Adding a method to F{T} for the concrete value of T in the current scope.

Adding a method to F{T} for each parametric value T.

The former was previously only possible by assigning a name to F{T} and then adding a method to that. The latter was only possible inside of the parametric type block, where F by itself was (and still is when you use the deprecated syntax) magically bound to each specific F{T} when used as the function name in a method definition. In Julia 1.0, on the other hand, type parameters and constructors will be thoroughly consistent, following these general principles uniformly:

The syntax used to define a method always matches the syntax used to call it.

The F{T} syntax always refers to the type F with parameter value T.

Type parameters are always introduced by where clauses.

I think these principles make the syntax and semantics of parametric types and methods far more understandable and intuitive.

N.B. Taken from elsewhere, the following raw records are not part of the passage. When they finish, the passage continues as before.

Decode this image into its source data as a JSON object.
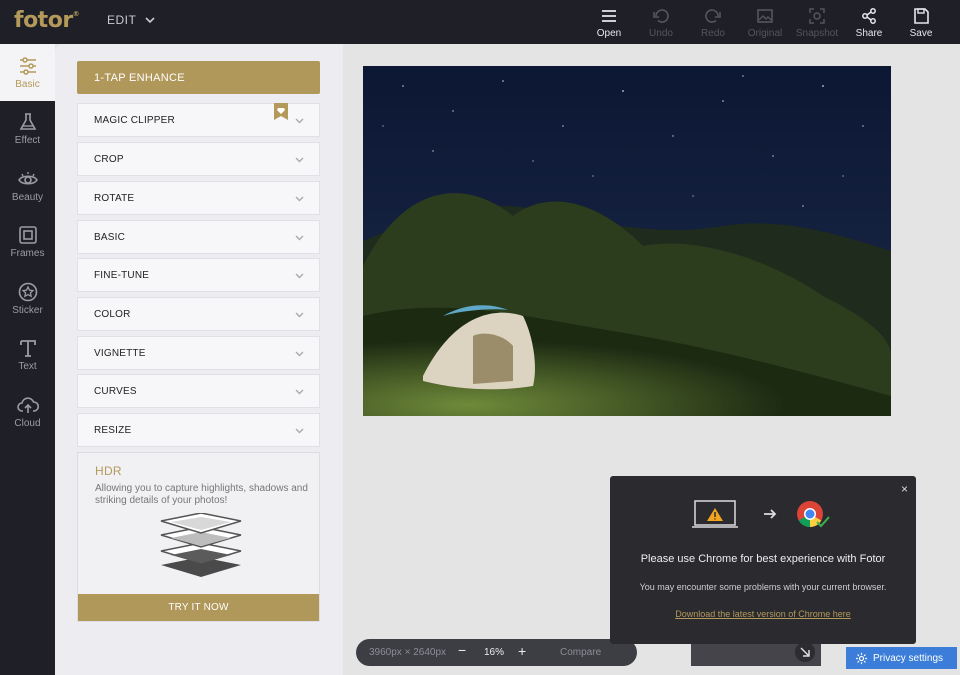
{
  "app": {
    "logo": "fotor",
    "logo_mark": "®",
    "menu_label": "EDIT"
  },
  "toolbar": [
    {
      "label": "Open",
      "icon": "menu-icon",
      "enabled": true
    },
    {
      "label": "Undo",
      "icon": "undo-icon",
      "enabled": false
    },
    {
      "label": "Redo",
      "icon": "redo-icon",
      "enabled": false
    },
    {
      "label": "Original",
      "icon": "image-icon",
      "enabled": false
    },
    {
      "label": "Snapshot",
      "icon": "camera-icon",
      "enabled": false
    },
    {
      "label": "Share",
      "icon": "share-icon",
      "enabled": true
    },
    {
      "label": "Save",
      "icon": "save-icon",
      "enabled": true
    }
  ],
  "sidebar": {
    "items": [
      {
        "label": "Basic",
        "icon": "sliders-icon",
        "active": true
      },
      {
        "label": "Effect",
        "icon": "flask-icon",
        "active": false
      },
      {
        "label": "Beauty",
        "icon": "eye-icon",
        "active": false
      },
      {
        "label": "Frames",
        "icon": "frame-icon",
        "active": false
      },
      {
        "label": "Sticker",
        "icon": "star-icon",
        "active": false
      },
      {
        "label": "Text",
        "icon": "text-icon",
        "active": false
      },
      {
        "label": "Cloud",
        "icon": "cloud-upload-icon",
        "active": false
      }
    ]
  },
  "panel": {
    "enhance_label": "1-TAP ENHANCE",
    "tools": [
      "MAGIC CLIPPER",
      "CROP",
      "ROTATE",
      "BASIC",
      "FINE-TUNE",
      "COLOR",
      "VIGNETTE",
      "CURVES",
      "RESIZE"
    ],
    "hdr": {
      "title": "HDR",
      "description": "Allowing you to capture highlights, shadows and striking details of your photos!",
      "button": "TRY IT NOW"
    }
  },
  "zoom": {
    "dimensions": "3960px × 2640px",
    "minus": "−",
    "value": "16%",
    "plus": "+",
    "compare": "Compare"
  },
  "popup": {
    "close": "×",
    "title": "Please use Chrome for best experience with Fotor",
    "subtitle": "You may encounter some problems with your current browser.",
    "link": "Download the latest version of Chrome here"
  },
  "privacy": {
    "label": "Privacy settings"
  },
  "colors": {
    "accent": "#b0975a",
    "topbar": "#1f1f27",
    "privacy": "#3b7dd8"
  }
}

Given these principles, semantics like what we now have seem inevitable. The only real question is syntax – and what syntax to use was one of the biggest bikesheds around this issue. I wasn’t initially thrilled with the postfix where syntax, but it’s grown on me and now it seems quite natural. The only really odd case, as you mention, is f(...) where T = body without any type bound, but I’ve found that even this case fairly quickly loses its unfamiliarity. Other keywords than where were discussed, including forall and ∀. However, Julia’s “union all” types are not universally quantified types (they’re actually closer to existentially quantified types), so both of these choices would have been actively at odds with existing type theory nomenclature. The where keyword was the most evocative choice proposed that didn’t clash with well-established terminology. Finally, having the where clause on the right just seemed to read much more naturally in the vast majority of usages.